The mechanical engineer and the electrical engineer have been working together to realise their big dream since 2021. They want to enable children with physical challenges to be more active and enjoy moving and exercising more. It all began with the birth of Benjamin’s niece. She was born with cerebral palsy, the most common motor disability in childhood. To help these children move, they get a type of Zimmer frame. A walking chair with four wheels With this contraption, uneven ground becomes an obstacle. Mobility becomes restricted. “A drop kerb, a doorstep, or cobblestones – all these things then require a parent or caregiver to help move the children from A to B,” says Benjamin. “Walking on grass doesn’t work at all.” The engineer was not prepared to accept this. “I mean, autonomous driving is a reality now and these kids can’t cross the doorstep of a 19th-century residential building in Berlin because it’s a bit too high? It made me think that there must be a significantly more practical solution. And so, I built the prototype.”
The basic idea is as simple as it is genius: a combination of a Segway and a Zimmer frame. A frame with electrically powered wheels hangs behind the child, connected with a belt around the chest and the hips. “The trick is the steering,” says Benjamin. “The kids do not use a joystick or switch to control the speed. Instead, they control it with their intention movement.” This means that they use their upper body to indicate the direction they want to move in and the device follows them automatically. He was inspired by parents. “Parents usually hold their children upright from the back and automatically mirror their movements,” he says. “However, parents might do this for 30 minutes at a time before their backs start hurting and the children are put back in the wheelchair.” The support from the back has one great advantage. The children have their hands free. They can also get up and down, bend over to pet a dog, dig in the sand, and get back up on their own. “This is something that other walking aids haven’t been able to do,” says Benjamin proudly.
The first person he was able to convince with his idea was Maria Enge. They knew each other from symposia and conferences and had talked frequently about business ideas. “We never quite found something that would have made me quit my job,” says Maria. “But when Benjamin showed me the prototype for his niece, the decision was pretty clear to me. I wanted to help children to fulfil a basic need, give them more quality of life, and see them glow up when they walk all by themselves.”

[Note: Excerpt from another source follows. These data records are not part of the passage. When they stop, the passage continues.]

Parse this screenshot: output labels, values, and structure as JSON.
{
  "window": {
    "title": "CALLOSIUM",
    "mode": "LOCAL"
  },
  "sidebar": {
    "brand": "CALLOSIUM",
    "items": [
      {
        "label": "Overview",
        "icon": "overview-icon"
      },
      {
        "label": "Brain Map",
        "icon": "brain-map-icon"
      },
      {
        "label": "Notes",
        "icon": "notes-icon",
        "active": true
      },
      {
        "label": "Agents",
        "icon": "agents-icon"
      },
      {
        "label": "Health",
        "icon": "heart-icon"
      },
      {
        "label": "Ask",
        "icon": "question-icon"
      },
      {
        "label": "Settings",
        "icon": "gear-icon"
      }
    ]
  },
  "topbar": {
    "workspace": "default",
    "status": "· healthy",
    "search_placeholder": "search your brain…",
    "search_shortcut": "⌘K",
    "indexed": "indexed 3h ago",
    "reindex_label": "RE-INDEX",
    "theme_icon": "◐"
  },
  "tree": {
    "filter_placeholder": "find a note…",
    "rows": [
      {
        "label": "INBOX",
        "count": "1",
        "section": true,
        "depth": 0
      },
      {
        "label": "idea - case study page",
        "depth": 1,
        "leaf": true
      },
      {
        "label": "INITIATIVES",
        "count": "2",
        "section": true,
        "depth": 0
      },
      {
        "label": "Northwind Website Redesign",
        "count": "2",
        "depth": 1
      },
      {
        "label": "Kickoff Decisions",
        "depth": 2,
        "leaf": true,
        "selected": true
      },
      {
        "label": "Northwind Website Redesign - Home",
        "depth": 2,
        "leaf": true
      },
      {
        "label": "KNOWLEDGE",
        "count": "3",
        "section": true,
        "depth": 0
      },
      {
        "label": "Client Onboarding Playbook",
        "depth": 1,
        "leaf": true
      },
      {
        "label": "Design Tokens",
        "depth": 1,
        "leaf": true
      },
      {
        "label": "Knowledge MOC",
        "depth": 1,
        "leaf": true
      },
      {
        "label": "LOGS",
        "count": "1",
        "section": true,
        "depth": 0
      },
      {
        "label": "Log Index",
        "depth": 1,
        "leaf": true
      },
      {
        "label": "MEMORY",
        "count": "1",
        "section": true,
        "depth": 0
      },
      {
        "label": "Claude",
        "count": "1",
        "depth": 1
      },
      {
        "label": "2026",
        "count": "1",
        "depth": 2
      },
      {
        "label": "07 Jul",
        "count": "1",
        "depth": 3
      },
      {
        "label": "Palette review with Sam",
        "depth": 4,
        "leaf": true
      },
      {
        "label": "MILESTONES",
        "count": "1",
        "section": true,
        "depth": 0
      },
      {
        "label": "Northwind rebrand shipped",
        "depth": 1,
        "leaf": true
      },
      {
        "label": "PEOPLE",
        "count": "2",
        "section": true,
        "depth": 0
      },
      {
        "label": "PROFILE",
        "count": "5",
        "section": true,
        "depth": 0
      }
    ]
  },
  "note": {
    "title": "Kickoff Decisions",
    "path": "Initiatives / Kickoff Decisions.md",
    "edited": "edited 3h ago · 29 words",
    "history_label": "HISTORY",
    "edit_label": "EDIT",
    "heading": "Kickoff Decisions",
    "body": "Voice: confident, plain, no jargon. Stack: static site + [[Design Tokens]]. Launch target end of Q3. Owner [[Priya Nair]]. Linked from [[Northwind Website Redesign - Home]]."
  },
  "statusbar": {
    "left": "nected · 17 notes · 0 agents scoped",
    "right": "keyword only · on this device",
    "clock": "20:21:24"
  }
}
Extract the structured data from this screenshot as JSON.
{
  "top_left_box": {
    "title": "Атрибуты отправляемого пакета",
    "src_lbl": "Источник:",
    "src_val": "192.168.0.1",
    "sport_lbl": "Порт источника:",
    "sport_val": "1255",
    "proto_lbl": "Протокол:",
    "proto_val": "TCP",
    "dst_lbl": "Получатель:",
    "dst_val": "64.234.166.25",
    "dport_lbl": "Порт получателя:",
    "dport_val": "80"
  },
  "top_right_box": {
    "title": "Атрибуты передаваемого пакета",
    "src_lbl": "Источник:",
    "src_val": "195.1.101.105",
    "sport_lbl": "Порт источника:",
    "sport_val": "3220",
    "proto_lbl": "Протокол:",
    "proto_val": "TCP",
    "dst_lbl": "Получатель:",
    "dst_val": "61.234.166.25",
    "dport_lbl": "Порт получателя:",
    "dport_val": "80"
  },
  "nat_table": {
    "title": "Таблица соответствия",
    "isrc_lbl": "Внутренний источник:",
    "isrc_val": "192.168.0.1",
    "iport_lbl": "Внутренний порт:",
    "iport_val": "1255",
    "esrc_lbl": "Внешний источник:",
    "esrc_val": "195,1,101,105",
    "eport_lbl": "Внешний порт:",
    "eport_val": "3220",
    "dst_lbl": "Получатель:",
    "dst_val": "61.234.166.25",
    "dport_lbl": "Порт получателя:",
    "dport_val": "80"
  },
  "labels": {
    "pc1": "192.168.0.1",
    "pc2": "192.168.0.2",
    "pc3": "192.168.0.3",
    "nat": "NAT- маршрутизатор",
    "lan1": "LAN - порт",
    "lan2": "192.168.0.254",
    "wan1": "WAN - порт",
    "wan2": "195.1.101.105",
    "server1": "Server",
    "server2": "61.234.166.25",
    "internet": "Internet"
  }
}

This was in 2021. They both quit their jobs and got to work. “We started the project with funds from the Berlin Startup Scholarship and were supervised by Charité – Universitätsmedizin Berlin,” says Benjamin. “It was important to us to build something that has real medical added value for our target group.” Later, funding came from the EXIST Business Start-up Grant and, in 2022, they founded RooWalk. They move into an office of their own in the so-called “start-up villa” at Freie Universität Berlin. Very much in the style of a garage start-up, the prototype is still being tinkered on in their own four walls. This is about to change: “We are looking for workshop space to advance the development of our prototype,” says Benjamin. “Developing, certifying, and bringing to market a medical product takes a long time,” says Maria. “For this reason, funding is an important issue.”
Kai Dürfeld for POTENZIAL